## Data for the task
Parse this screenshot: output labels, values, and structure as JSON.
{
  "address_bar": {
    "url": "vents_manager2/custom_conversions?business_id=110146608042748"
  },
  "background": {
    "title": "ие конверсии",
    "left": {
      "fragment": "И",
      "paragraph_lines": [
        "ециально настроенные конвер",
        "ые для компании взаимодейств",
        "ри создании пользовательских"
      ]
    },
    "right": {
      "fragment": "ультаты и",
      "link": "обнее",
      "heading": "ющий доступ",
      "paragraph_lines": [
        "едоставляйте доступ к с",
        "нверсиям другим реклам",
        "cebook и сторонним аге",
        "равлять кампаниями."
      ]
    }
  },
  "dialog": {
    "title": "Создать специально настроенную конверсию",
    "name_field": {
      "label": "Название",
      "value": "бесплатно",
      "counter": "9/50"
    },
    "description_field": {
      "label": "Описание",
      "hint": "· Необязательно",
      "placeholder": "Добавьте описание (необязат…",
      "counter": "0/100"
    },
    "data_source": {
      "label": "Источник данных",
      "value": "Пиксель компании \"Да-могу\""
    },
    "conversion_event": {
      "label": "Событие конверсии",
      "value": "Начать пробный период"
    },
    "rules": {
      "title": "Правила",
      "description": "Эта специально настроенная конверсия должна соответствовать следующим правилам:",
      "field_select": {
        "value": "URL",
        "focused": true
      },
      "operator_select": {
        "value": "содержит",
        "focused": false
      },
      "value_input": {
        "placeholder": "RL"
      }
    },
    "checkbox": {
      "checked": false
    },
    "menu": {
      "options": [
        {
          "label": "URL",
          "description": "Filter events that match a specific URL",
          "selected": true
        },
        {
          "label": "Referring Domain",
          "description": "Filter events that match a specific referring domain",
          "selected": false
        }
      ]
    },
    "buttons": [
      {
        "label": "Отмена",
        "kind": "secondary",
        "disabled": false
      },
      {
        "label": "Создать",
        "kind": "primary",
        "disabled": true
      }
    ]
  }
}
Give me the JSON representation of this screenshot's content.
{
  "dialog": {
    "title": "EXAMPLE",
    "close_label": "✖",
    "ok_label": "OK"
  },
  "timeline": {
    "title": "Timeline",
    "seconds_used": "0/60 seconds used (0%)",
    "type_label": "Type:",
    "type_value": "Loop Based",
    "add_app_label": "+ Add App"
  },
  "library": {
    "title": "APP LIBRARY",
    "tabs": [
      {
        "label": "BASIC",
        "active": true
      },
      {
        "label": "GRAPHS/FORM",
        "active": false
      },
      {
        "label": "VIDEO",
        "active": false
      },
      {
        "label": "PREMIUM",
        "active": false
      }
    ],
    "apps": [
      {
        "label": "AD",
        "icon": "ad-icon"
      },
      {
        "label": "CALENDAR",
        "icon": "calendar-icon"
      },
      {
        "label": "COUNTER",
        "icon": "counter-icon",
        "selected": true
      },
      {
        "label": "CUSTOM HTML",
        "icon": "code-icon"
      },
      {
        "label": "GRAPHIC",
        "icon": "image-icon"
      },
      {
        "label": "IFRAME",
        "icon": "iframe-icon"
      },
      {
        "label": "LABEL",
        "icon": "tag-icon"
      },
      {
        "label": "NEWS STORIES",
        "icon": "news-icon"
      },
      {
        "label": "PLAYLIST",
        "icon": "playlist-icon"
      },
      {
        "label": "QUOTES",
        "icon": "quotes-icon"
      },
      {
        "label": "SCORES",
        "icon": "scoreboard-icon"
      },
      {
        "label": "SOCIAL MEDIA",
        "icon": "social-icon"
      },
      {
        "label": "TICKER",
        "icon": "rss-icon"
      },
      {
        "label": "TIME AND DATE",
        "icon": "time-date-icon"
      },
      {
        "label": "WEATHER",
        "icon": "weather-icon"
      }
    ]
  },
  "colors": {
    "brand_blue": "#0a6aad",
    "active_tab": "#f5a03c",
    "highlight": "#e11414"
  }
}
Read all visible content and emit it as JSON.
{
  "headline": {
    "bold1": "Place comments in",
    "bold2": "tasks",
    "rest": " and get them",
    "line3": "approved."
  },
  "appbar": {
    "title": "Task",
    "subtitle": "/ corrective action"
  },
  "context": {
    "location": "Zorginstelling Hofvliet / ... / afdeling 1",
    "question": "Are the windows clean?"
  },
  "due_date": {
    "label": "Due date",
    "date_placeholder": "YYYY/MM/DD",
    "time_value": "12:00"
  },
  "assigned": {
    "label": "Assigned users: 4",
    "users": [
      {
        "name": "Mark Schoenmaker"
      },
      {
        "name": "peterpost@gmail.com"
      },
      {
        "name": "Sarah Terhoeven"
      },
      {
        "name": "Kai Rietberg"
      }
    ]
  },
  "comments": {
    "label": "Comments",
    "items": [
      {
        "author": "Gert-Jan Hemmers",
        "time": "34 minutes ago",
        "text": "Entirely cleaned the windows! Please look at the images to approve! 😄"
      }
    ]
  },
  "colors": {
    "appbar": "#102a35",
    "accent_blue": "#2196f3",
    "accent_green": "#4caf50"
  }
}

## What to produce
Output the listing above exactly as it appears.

## Result
Parse this screenshot: output labels, values, and structure as JSON.
{
  "address_bar": {
    "url": "vents_manager2/custom_conversions?business_id=110146608042748"
  },
  "background": {
    "title": "ие конверсии",
    "left": {
      "fragment": "И",
      "paragraph_lines": [
        "ециально настроенные конвер",
        "ые для компании взаимодейств",
        "ри создании пользовательских"
      ]
    },
    "right": {
      "fragment": "ультаты и",
      "link": "обнее",
      "heading": "ющий доступ",
      "paragraph_lines": [
        "едоставляйте доступ к с",
        "нверсиям другим реклам",
        "cebook и сторонним аге",
        "равлять кампаниями."
      ]
    }
  },
  "dialog": {
    "title": "Создать специально настроенную конверсию",
    "name_field": {
      "label": "Название",
      "value": "бесплатно",
      "counter": "9/50"
    },
    "description_field": {
      "label": "Описание",
      "hint": "· Необязательно",
      "placeholder": "Добавьте описание (необязат…",
      "counter": "0/100"
    },
    "data_source": {
      "label": "Источник данных",
      "value": "Пиксель компании \"Да-могу\""
    },
    "conversion_event": {
      "label": "Событие конверсии",
      "value": "Начать пробный период"
    },
    "rules": {
      "title": "Правила",
      "description": "Эта специально настроенная конверсия должна соответствовать следующим правилам:",
      "field_select": {
        "value": "URL",
        "focused": true
      },
      "operator_select": {
        "value": "содержит",
        "focused": false
      },
      "value_input": {
        "placeholder": "RL"
      }
    },
    "checkbox": {
      "checked": false
    },
    "menu": {
      "options": [
        {
          "label": "URL",
          "description": "Filter events that match a specific URL",
          "selected": true
        },
        {
          "label": "Referring Domain",
          "description": "Filter events that match a specific referring domain",
          "selected": false
        }
      ]
    },
    "buttons": [
      {
        "label": "Отмена",
        "kind": "secondary",
        "disabled": false
      },
      {
        "label": "Создать",
        "kind": "primary",
        "disabled": true
      }
    ]
  }
}
Give me the JSON representation of this screenshot's content.
{
  "dialog": {
    "title": "EXAMPLE",
    "close_label": "✖",
    "ok_label": "OK"
  },
  "timeline": {
    "title": "Timeline",
    "seconds_used": "0/60 seconds used (0%)",
    "type_label": "Type:",
    "type_value": "Loop Based",
    "add_app_label": "+ Add App"
  },
  "library": {
    "title": "APP LIBRARY",
    "tabs": [
      {
        "label": "BASIC",
        "active": true
      },
      {
        "label": "GRAPHS/FORM",
        "active": false
      },
      {
        "label": "VIDEO",
        "active": false
      },
      {
        "label": "PREMIUM",
        "active": false
      }
    ],
    "apps": [
      {
        "label": "AD",
        "icon": "ad-icon"
      },
      {
        "label": "CALENDAR",
        "icon": "calendar-icon"
      },
      {
        "label": "COUNTER",
        "icon": "counter-icon",
        "selected": true
      },
      {
        "label": "CUSTOM HTML",
        "icon": "code-icon"
      },
      {
        "label": "GRAPHIC",
        "icon": "image-icon"
      },
      {
        "label": "IFRAME",
        "icon": "iframe-icon"
      },
      {
        "label": "LABEL",
        "icon": "tag-icon"
      },
      {
        "label": "NEWS STORIES",
        "icon": "news-icon"
      },
      {
        "label": "PLAYLIST",
        "icon": "playlist-icon"
      },
      {
        "label": "QUOTES",
        "icon": "quotes-icon"
      },
      {
        "label": "SCORES",
        "icon": "scoreboard-icon"
      },
      {
        "label": "SOCIAL MEDIA",
        "icon": "social-icon"
      },
      {
        "label": "TICKER",
        "icon": "rss-icon"
      },
      {
        "label": "TIME AND DATE",
        "icon": "time-date-icon"
      },
      {
        "label": "WEATHER",
        "icon": "weather-icon"
      }
    ]
  },
  "colors": {
    "brand_blue": "#0a6aad",
    "active_tab": "#f5a03c",
    "highlight": "#e11414"
  }
}
Read all visible content and emit it as JSON.
{
  "headline": {
    "bold1": "Place comments in",
    "bold2": "tasks",
    "rest": " and get them",
    "line3": "approved."
  },
  "appbar": {
    "title": "Task",
    "subtitle": "/ corrective action"
  },
  "context": {
    "location": "Zorginstelling Hofvliet / ... / afdeling 1",
    "question": "Are the windows clean?"
  },
  "due_date": {
    "label": "Due date",
    "date_placeholder": "YYYY/MM/DD",
    "time_value": "12:00"
  },
  "assigned": {
    "label": "Assigned users: 4",
    "users": [
      {
        "name": "Mark Schoenmaker"
      },
      {
        "name": "peterpost@gmail.com"
      },
      {
        "name": "Sarah Terhoeven"
      },
      {
        "name": "Kai Rietberg"
      }
    ]
  },
  "comments": {
    "label": "Comments",
    "items": [
      {
        "author": "Gert-Jan Hemmers",
        "time": "34 minutes ago",
        "text": "Entirely cleaned the windows! Please look at the images to approve! 😄"
      }
    ]
  },
  "colors": {
    "appbar": "#102a35",
    "accent_blue": "#2196f3",
    "accent_green": "#4caf50"
  }
}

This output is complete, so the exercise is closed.